**Component data from apps and pages:**
-----
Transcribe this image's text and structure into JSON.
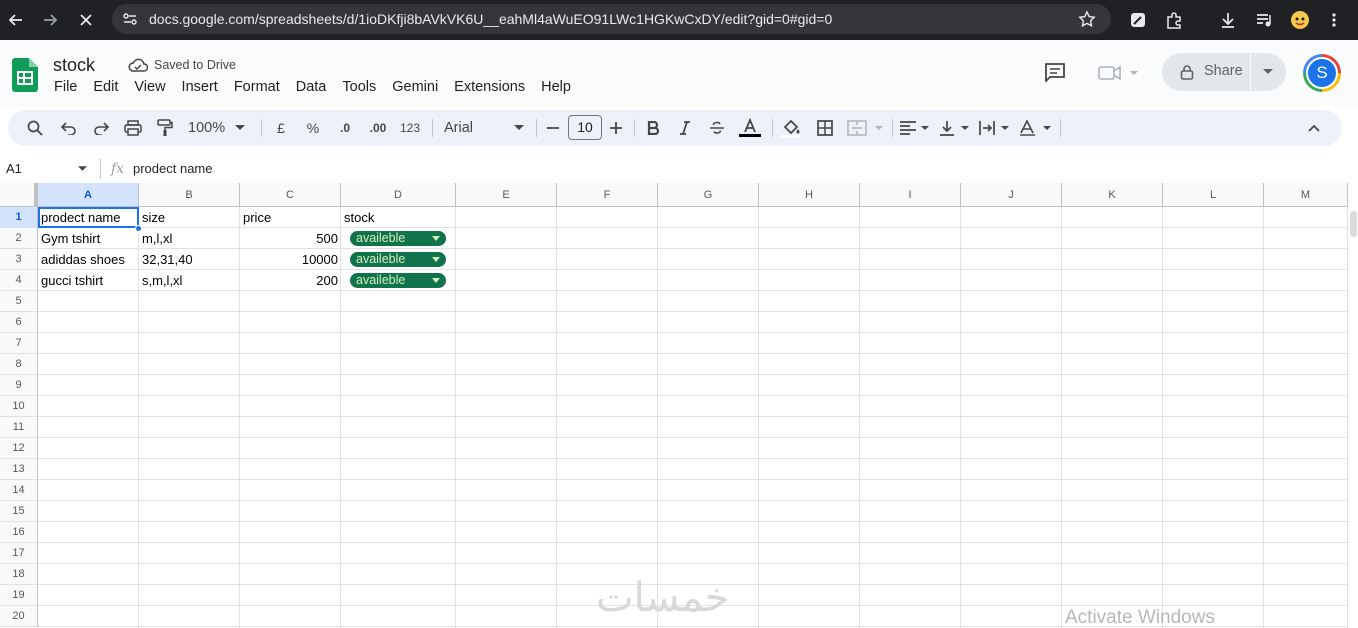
{
  "browser": {
    "url": "docs.google.com/spreadsheets/d/1ioDKfji8bAVkVK6U__eahMl4aWuEO91LWc1HGKwCxDY/edit?gid=0#gid=0"
  },
  "app": {
    "title": "stock",
    "save_status": "Saved to Drive",
    "menu": [
      "File",
      "Edit",
      "View",
      "Insert",
      "Format",
      "Data",
      "Tools",
      "Gemini",
      "Extensions",
      "Help"
    ],
    "share_label": "Share",
    "avatar_initial": "S"
  },
  "toolbar": {
    "zoom": "100%",
    "currency": "£",
    "percent": "%",
    "decrease_decimal": ".0",
    "increase_decimal": ".00",
    "number_format": "123",
    "font": "Arial",
    "font_size": "10"
  },
  "formula_bar": {
    "cell_ref": "A1",
    "fx": "fx",
    "value": "prodect name"
  },
  "sheet": {
    "columns": [
      "A",
      "B",
      "C",
      "D",
      "E",
      "F",
      "G",
      "H",
      "I",
      "J",
      "K",
      "L",
      "M"
    ],
    "rows": [
      "1",
      "2",
      "3",
      "4",
      "5",
      "6",
      "7",
      "8",
      "9",
      "10",
      "11",
      "12",
      "13",
      "14",
      "15",
      "16",
      "17",
      "18",
      "19",
      "20"
    ],
    "header": [
      "prodect name",
      "size",
      "price",
      "stock"
    ],
    "data": [
      {
        "name": "Gym tshirt",
        "size": "m,l,xl",
        "price": "500",
        "stock": "availeble"
      },
      {
        "name": "adiddas shoes",
        "size": "32,31,40",
        "price": "10000",
        "stock": "availeble"
      },
      {
        "name": "gucci tshirt",
        "size": "s,m,l,xl",
        "price": "200",
        "stock": "availeble"
      }
    ],
    "chip_color": "#11734b",
    "selection_color": "#1a73e8"
  },
  "overlay": {
    "watermark": "خمسات",
    "activate_windows": "Activate Windows"
  }
}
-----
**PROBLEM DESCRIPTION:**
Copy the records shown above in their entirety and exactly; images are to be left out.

**EXERCISE RESULT:**
Transcribe this image's text and structure into JSON.
{
  "browser": {
    "url": "docs.google.com/spreadsheets/d/1ioDKfji8bAVkVK6U__eahMl4aWuEO91LWc1HGKwCxDY/edit?gid=0#gid=0"
  },
  "app": {
    "title": "stock",
    "save_status": "Saved to Drive",
    "menu": [
      "File",
      "Edit",
      "View",
      "Insert",
      "Format",
      "Data",
      "Tools",
      "Gemini",
      "Extensions",
      "Help"
    ],
    "share_label": "Share",
    "avatar_initial": "S"
  },
  "toolbar": {
    "zoom": "100%",
    "currency": "£",
    "percent": "%",
    "decrease_decimal": ".0",
    "increase_decimal": ".00",
    "number_format": "123",
    "font": "Arial",
    "font_size": "10"
  },
  "formula_bar": {
    "cell_ref": "A1",
    "fx": "fx",
    "value": "prodect name"
  },
  "sheet": {
    "columns": [
      "A",
      "B",
      "C",
      "D",
      "E",
      "F",
      "G",
      "H",
      "I",
      "J",
      "K",
      "L",
      "M"
    ],
    "rows": [
      "1",
      "2",
      "3",
      "4",
      "5",
      "6",
      "7",
      "8",
      "9",
      "10",
      "11",
      "12",
      "13",
      "14",
      "15",
      "16",
      "17",
      "18",
      "19",
      "20"
    ],
    "header": [
      "prodect name",
      "size",
      "price",
      "stock"
    ],
    "data": [
      {
        "name": "Gym tshirt",
        "size": "m,l,xl",
        "price": "500",
        "stock": "availeble"
      },
      {
        "name": "adiddas shoes",
        "size": "32,31,40",
        "price": "10000",
        "stock": "availeble"
      },
      {
        "name": "gucci tshirt",
        "size": "s,m,l,xl",
        "price": "200",
        "stock": "availeble"
      }
    ],
    "chip_color": "#11734b",
    "selection_color": "#1a73e8"
  },
  "overlay": {
    "watermark": "خمسات",
    "activate_windows": "Activate Windows"
  }
}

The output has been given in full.